• [Task description]: The entries should be restated word for word.

• [Dataset rows for apps and sites]:

* * * * * * * * *

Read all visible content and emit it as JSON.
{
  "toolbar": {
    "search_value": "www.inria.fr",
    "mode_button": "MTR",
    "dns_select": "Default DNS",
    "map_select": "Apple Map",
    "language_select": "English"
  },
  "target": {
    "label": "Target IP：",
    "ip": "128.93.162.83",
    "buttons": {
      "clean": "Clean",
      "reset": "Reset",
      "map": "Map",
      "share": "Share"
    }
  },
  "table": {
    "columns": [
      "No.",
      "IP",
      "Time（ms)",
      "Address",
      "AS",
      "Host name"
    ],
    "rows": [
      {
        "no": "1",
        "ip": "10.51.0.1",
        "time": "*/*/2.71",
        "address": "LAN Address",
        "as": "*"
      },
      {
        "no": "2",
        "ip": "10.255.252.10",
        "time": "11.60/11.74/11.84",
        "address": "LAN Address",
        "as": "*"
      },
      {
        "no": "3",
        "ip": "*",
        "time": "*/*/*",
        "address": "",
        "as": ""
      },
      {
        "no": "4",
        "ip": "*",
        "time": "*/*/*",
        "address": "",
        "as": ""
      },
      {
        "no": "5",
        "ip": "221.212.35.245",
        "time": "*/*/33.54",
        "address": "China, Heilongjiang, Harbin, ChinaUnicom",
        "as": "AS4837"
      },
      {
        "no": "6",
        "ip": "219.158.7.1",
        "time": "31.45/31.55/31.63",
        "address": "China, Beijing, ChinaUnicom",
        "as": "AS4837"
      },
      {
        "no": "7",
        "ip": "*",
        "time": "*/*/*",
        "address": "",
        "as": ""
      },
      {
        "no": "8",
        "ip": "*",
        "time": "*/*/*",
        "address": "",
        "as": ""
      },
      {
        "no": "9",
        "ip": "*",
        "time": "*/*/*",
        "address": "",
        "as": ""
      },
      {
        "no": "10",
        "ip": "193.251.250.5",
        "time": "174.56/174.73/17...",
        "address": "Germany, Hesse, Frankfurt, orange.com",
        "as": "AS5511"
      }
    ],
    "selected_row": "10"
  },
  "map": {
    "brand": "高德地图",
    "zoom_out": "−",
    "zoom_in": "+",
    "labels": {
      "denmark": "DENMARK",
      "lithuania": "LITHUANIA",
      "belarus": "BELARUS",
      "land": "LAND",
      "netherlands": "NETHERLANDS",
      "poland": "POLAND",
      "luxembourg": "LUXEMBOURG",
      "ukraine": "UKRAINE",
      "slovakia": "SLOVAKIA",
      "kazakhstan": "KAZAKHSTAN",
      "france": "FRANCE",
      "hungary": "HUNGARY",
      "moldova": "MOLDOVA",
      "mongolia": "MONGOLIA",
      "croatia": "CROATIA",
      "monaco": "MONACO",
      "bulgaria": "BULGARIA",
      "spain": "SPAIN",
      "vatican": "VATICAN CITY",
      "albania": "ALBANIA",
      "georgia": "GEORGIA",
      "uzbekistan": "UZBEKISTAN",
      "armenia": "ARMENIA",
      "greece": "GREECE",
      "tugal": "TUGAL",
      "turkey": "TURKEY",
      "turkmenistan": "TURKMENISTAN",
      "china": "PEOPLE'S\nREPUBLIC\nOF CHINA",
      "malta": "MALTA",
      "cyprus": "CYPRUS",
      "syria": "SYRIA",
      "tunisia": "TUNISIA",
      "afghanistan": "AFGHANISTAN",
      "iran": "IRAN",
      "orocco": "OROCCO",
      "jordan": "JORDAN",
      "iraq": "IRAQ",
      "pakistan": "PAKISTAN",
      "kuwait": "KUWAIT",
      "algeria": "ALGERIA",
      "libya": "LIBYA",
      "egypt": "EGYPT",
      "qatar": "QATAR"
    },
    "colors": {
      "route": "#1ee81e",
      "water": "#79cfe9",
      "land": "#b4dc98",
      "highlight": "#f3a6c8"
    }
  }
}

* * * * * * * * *

• [Result for this task]:
Read all visible content and emit it as JSON.
{
  "toolbar": {
    "search_value": "www.inria.fr",
    "mode_button": "MTR",
    "dns_select": "Default DNS",
    "map_select": "Apple Map",
    "language_select": "English"
  },
  "target": {
    "label": "Target IP：",
    "ip": "128.93.162.83",
    "buttons": {
      "clean": "Clean",
      "reset": "Reset",
      "map": "Map",
      "share": "Share"
    }
  },
  "table": {
    "columns": [
      "No.",
      "IP",
      "Time（ms)",
      "Address",
      "AS",
      "Host name"
    ],
    "rows": [
      {
        "no": "1",
        "ip": "10.51.0.1",
        "time": "*/*/2.71",
        "address": "LAN Address",
        "as": "*"
      },
      {
        "no": "2",
        "ip": "10.255.252.10",
        "time": "11.60/11.74/11.84",
        "address": "LAN Address",
        "as": "*"
      },
      {
        "no": "3",
        "ip": "*",
        "time": "*/*/*",
        "address": "",
        "as": ""
      },
      {
        "no": "4",
        "ip": "*",
        "time": "*/*/*",
        "address": "",
        "as": ""
      },
      {
        "no": "5",
        "ip": "221.212.35.245",
        "time": "*/*/33.54",
        "address": "China, Heilongjiang, Harbin, ChinaUnicom",
        "as": "AS4837"
      },
      {
        "no": "6",
        "ip": "219.158.7.1",
        "time": "31.45/31.55/31.63",
        "address": "China, Beijing, ChinaUnicom",
        "as": "AS4837"
      },
      {
        "no": "7",
        "ip": "*",
        "time": "*/*/*",
        "address": "",
        "as": ""
      },
      {
        "no": "8",
        "ip": "*",
        "time": "*/*/*",
        "address": "",
        "as": ""
      },
      {
        "no": "9",
        "ip": "*",
        "time": "*/*/*",
        "address": "",
        "as": ""
      },
      {
        "no": "10",
        "ip": "193.251.250.5",
        "time": "174.56/174.73/17...",
        "address": "Germany, Hesse, Frankfurt, orange.com",
        "as": "AS5511"
      }
    ],
    "selected_row": "10"
  },
  "map": {
    "brand": "高德地图",
    "zoom_out": "−",
    "zoom_in": "+",
    "labels": {
      "denmark": "DENMARK",
      "lithuania": "LITHUANIA",
      "belarus": "BELARUS",
      "land": "LAND",
      "netherlands": "NETHERLANDS",
      "poland": "POLAND",
      "luxembourg": "LUXEMBOURG",
      "ukraine": "UKRAINE",
      "slovakia": "SLOVAKIA",
      "kazakhstan": "KAZAKHSTAN",
      "france": "FRANCE",
      "hungary": "HUNGARY",
      "moldova": "MOLDOVA",
      "mongolia": "MONGOLIA",
      "croatia": "CROATIA",
      "monaco": "MONACO",
      "bulgaria": "BULGARIA",
      "spain": "SPAIN",
      "vatican": "VATICAN CITY",
      "albania": "ALBANIA",
      "georgia": "GEORGIA",
      "uzbekistan": "UZBEKISTAN",
      "armenia": "ARMENIA",
      "greece": "GREECE",
      "tugal": "TUGAL",
      "turkey": "TURKEY",
      "turkmenistan": "TURKMENISTAN",
      "china": "PEOPLE'S\nREPUBLIC\nOF CHINA",
      "malta": "MALTA",
      "cyprus": "CYPRUS",
      "syria": "SYRIA",
      "tunisia": "TUNISIA",
      "afghanistan": "AFGHANISTAN",
      "iran": "IRAN",
      "orocco": "OROCCO",
      "jordan": "JORDAN",
      "iraq": "IRAQ",
      "pakistan": "PAKISTAN",
      "kuwait": "KUWAIT",
      "algeria": "ALGERIA",
      "libya": "LIBYA",
      "egypt": "EGYPT",
      "qatar": "QATAR"
    },
    "colors": {
      "route": "#1ee81e",
      "water": "#79cfe9",
      "land": "#b4dc98",
      "highlight": "#f3a6c8"
    }
  }
}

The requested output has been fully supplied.